* _Source material_:

+ + +

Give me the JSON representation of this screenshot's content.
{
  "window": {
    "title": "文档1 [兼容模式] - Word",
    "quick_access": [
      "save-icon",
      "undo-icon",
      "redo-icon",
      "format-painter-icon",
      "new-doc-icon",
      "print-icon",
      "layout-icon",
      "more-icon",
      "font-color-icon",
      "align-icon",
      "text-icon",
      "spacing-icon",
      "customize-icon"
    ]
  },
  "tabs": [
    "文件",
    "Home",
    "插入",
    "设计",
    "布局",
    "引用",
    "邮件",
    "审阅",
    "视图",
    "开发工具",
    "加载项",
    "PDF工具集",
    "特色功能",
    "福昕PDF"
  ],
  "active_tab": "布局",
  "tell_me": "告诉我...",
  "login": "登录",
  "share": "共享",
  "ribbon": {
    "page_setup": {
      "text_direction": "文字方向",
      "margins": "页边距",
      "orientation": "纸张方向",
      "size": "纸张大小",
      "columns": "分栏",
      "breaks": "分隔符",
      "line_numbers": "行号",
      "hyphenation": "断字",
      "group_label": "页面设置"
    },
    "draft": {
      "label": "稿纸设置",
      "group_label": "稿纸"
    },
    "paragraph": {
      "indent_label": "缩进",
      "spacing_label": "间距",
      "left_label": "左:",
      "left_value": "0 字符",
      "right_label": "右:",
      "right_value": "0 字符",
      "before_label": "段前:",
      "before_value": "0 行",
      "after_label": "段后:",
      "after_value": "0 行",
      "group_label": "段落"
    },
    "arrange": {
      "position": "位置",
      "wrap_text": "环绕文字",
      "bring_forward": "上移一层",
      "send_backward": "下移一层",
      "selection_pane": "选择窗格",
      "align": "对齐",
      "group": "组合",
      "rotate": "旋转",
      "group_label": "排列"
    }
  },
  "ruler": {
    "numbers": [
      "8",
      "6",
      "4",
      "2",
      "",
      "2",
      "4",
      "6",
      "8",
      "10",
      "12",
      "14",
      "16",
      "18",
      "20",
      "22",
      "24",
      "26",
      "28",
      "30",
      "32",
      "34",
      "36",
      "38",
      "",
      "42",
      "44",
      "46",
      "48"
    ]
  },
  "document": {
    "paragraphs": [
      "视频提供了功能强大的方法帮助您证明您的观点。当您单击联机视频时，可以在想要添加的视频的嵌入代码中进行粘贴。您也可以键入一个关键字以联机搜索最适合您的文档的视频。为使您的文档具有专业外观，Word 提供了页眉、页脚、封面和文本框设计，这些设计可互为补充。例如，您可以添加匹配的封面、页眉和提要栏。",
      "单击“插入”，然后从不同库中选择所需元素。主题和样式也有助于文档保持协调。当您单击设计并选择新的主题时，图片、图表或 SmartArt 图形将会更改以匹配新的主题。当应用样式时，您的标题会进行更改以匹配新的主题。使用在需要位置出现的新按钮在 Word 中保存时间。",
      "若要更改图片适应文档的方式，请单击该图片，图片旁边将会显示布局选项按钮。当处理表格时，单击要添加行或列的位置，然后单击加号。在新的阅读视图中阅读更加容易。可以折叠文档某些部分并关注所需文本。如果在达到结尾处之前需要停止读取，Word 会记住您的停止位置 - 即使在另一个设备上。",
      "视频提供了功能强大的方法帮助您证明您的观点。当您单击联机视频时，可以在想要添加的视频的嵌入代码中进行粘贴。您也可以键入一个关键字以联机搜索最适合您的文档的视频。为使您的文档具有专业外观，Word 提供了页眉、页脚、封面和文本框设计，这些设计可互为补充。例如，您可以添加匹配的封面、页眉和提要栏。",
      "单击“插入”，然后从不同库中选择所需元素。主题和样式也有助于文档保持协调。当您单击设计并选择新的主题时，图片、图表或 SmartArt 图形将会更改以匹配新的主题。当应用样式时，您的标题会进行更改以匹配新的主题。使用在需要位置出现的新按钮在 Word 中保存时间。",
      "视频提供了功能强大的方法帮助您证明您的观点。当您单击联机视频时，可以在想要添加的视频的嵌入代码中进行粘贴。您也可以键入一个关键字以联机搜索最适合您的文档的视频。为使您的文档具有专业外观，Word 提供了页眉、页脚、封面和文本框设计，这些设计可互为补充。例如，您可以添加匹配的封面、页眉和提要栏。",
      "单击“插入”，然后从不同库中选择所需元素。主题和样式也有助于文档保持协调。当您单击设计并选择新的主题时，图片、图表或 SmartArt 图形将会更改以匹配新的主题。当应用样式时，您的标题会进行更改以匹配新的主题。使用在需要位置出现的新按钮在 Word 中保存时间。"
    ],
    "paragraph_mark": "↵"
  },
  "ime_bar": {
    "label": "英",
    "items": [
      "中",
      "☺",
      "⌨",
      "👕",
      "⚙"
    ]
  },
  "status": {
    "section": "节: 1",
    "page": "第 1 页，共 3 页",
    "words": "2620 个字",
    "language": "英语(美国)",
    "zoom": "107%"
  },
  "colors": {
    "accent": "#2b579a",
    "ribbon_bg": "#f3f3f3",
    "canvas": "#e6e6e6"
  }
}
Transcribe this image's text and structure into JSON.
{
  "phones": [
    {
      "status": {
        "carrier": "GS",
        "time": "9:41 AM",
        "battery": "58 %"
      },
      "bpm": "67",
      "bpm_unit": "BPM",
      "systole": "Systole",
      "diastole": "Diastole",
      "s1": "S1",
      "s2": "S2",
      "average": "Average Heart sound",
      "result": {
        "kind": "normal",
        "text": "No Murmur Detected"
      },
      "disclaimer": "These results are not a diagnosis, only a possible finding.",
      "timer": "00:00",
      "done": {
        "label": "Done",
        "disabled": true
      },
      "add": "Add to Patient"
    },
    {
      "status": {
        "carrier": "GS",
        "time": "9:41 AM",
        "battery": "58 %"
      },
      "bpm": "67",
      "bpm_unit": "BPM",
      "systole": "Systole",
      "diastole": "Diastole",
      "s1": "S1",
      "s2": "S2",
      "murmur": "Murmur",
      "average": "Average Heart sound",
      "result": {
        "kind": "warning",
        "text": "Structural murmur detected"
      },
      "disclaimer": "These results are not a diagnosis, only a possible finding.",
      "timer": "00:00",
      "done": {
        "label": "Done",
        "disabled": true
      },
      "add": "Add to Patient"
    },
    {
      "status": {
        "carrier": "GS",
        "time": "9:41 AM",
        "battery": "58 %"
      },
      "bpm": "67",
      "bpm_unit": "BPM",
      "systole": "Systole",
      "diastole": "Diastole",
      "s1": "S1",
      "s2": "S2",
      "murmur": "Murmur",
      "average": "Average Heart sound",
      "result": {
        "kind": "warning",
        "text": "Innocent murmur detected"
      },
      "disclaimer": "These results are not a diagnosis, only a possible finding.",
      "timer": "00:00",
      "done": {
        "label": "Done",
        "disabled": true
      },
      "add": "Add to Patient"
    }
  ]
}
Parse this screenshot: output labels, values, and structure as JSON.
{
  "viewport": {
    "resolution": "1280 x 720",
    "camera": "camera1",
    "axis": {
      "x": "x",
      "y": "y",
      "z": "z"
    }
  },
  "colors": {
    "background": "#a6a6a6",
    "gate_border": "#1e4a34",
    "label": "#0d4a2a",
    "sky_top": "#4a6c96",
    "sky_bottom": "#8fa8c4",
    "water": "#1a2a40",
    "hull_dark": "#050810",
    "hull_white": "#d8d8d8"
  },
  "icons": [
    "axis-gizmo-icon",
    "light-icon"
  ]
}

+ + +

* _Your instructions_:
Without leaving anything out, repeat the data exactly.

* _Response to this task_:
Give me the JSON representation of this screenshot's content.
{
  "window": {
    "title": "文档1 [兼容模式] - Word",
    "quick_access": [
      "save-icon",
      "undo-icon",
      "redo-icon",
      "format-painter-icon",
      "new-doc-icon",
      "print-icon",
      "layout-icon",
      "more-icon",
      "font-color-icon",
      "align-icon",
      "text-icon",
      "spacing-icon",
      "customize-icon"
    ]
  },
  "tabs": [
    "文件",
    "Home",
    "插入",
    "设计",
    "布局",
    "引用",
    "邮件",
    "审阅",
    "视图",
    "开发工具",
    "加载项",
    "PDF工具集",
    "特色功能",
    "福昕PDF"
  ],
  "active_tab": "布局",
  "tell_me": "告诉我...",
  "login": "登录",
  "share": "共享",
  "ribbon": {
    "page_setup": {
      "text_direction": "文字方向",
      "margins": "页边距",
      "orientation": "纸张方向",
      "size": "纸张大小",
      "columns": "分栏",
      "breaks": "分隔符",
      "line_numbers": "行号",
      "hyphenation": "断字",
      "group_label": "页面设置"
    },
    "draft": {
      "label": "稿纸设置",
      "group_label": "稿纸"
    },
    "paragraph": {
      "indent_label": "缩进",
      "spacing_label": "间距",
      "left_label": "左:",
      "left_value": "0 字符",
      "right_label": "右:",
      "right_value": "0 字符",
      "before_label": "段前:",
      "before_value": "0 行",
      "after_label": "段后:",
      "after_value": "0 行",
      "group_label": "段落"
    },
    "arrange": {
      "position": "位置",
      "wrap_text": "环绕文字",
      "bring_forward": "上移一层",
      "send_backward": "下移一层",
      "selection_pane": "选择窗格",
      "align": "对齐",
      "group": "组合",
      "rotate": "旋转",
      "group_label": "排列"
    }
  },
  "ruler": {
    "numbers": [
      "8",
      "6",
      "4",
      "2",
      "",
      "2",
      "4",
      "6",
      "8",
      "10",
      "12",
      "14",
      "16",
      "18",
      "20",
      "22",
      "24",
      "26",
      "28",
      "30",
      "32",
      "34",
      "36",
      "38",
      "",
      "42",
      "44",
      "46",
      "48"
    ]
  },
  "document": {
    "paragraphs": [
      "视频提供了功能强大的方法帮助您证明您的观点。当您单击联机视频时，可以在想要添加的视频的嵌入代码中进行粘贴。您也可以键入一个关键字以联机搜索最适合您的文档的视频。为使您的文档具有专业外观，Word 提供了页眉、页脚、封面和文本框设计，这些设计可互为补充。例如，您可以添加匹配的封面、页眉和提要栏。",
      "单击“插入”，然后从不同库中选择所需元素。主题和样式也有助于文档保持协调。当您单击设计并选择新的主题时，图片、图表或 SmartArt 图形将会更改以匹配新的主题。当应用样式时，您的标题会进行更改以匹配新的主题。使用在需要位置出现的新按钮在 Word 中保存时间。",
      "若要更改图片适应文档的方式，请单击该图片，图片旁边将会显示布局选项按钮。当处理表格时，单击要添加行或列的位置，然后单击加号。在新的阅读视图中阅读更加容易。可以折叠文档某些部分并关注所需文本。如果在达到结尾处之前需要停止读取，Word 会记住您的停止位置 - 即使在另一个设备上。",
      "视频提供了功能强大的方法帮助您证明您的观点。当您单击联机视频时，可以在想要添加的视频的嵌入代码中进行粘贴。您也可以键入一个关键字以联机搜索最适合您的文档的视频。为使您的文档具有专业外观，Word 提供了页眉、页脚、封面和文本框设计，这些设计可互为补充。例如，您可以添加匹配的封面、页眉和提要栏。",
      "单击“插入”，然后从不同库中选择所需元素。主题和样式也有助于文档保持协调。当您单击设计并选择新的主题时，图片、图表或 SmartArt 图形将会更改以匹配新的主题。当应用样式时，您的标题会进行更改以匹配新的主题。使用在需要位置出现的新按钮在 Word 中保存时间。",
      "视频提供了功能强大的方法帮助您证明您的观点。当您单击联机视频时，可以在想要添加的视频的嵌入代码中进行粘贴。您也可以键入一个关键字以联机搜索最适合您的文档的视频。为使您的文档具有专业外观，Word 提供了页眉、页脚、封面和文本框设计，这些设计可互为补充。例如，您可以添加匹配的封面、页眉和提要栏。",
      "单击“插入”，然后从不同库中选择所需元素。主题和样式也有助于文档保持协调。当您单击设计并选择新的主题时，图片、图表或 SmartArt 图形将会更改以匹配新的主题。当应用样式时，您的标题会进行更改以匹配新的主题。使用在需要位置出现的新按钮在 Word 中保存时间。"
    ],
    "paragraph_mark": "↵"
  },
  "ime_bar": {
    "label": "英",
    "items": [
      "中",
      "☺",
      "⌨",
      "👕",
      "⚙"
    ]
  },
  "status": {
    "section": "节: 1",
    "page": "第 1 页，共 3 页",
    "words": "2620 个字",
    "language": "英语(美国)",
    "zoom": "107%"
  },
  "colors": {
    "accent": "#2b579a",
    "ribbon_bg": "#f3f3f3",
    "canvas": "#e6e6e6"
  }
}
Transcribe this image's text and structure into JSON.
{
  "phones": [
    {
      "status": {
        "carrier": "GS",
        "time": "9:41 AM",
        "battery": "58 %"
      },
      "bpm": "67",
      "bpm_unit": "BPM",
      "systole": "Systole",
      "diastole": "Diastole",
      "s1": "S1",
      "s2": "S2",
      "average": "Average Heart sound",
      "result": {
        "kind": "normal",
        "text": "No Murmur Detected"
      },
      "disclaimer": "These results are not a diagnosis, only a possible finding.",
      "timer": "00:00",
      "done": {
        "label": "Done",
        "disabled": true
      },
      "add": "Add to Patient"
    },
    {
      "status": {
        "carrier": "GS",
        "time": "9:41 AM",
        "battery": "58 %"
      },
      "bpm": "67",
      "bpm_unit": "BPM",
      "systole": "Systole",
      "diastole": "Diastole",
      "s1": "S1",
      "s2": "S2",
      "murmur": "Murmur",
      "average": "Average Heart sound",
      "result": {
        "kind": "warning",
        "text": "Structural murmur detected"
      },
      "disclaimer": "These results are not a diagnosis, only a possible finding.",
      "timer": "00:00",
      "done": {
        "label": "Done",
        "disabled": true
      },
      "add": "Add to Patient"
    },
    {
      "status": {
        "carrier": "GS",
        "time": "9:41 AM",
        "battery": "58 %"
      },
      "bpm": "67",
      "bpm_unit": "BPM",
      "systole": "Systole",
      "diastole": "Diastole",
      "s1": "S1",
      "s2": "S2",
      "murmur": "Murmur",
      "average": "Average Heart sound",
      "result": {
        "kind": "warning",
        "text": "Innocent murmur detected"
      },
      "disclaimer": "These results are not a diagnosis, only a possible finding.",
      "timer": "00:00",
      "done": {
        "label": "Done",
        "disabled": true
      },
      "add": "Add to Patient"
    }
  ]
}
Parse this screenshot: output labels, values, and structure as JSON.
{
  "viewport": {
    "resolution": "1280 x 720",
    "camera": "camera1",
    "axis": {
      "x": "x",
      "y": "y",
      "z": "z"
    }
  },
  "colors": {
    "background": "#a6a6a6",
    "gate_border": "#1e4a34",
    "label": "#0d4a2a",
    "sky_top": "#4a6c96",
    "sky_bottom": "#8fa8c4",
    "water": "#1a2a40",
    "hull_dark": "#050810",
    "hull_white": "#d8d8d8"
  },
  "icons": [
    "axis-gizmo-icon",
    "light-icon"
  ]
}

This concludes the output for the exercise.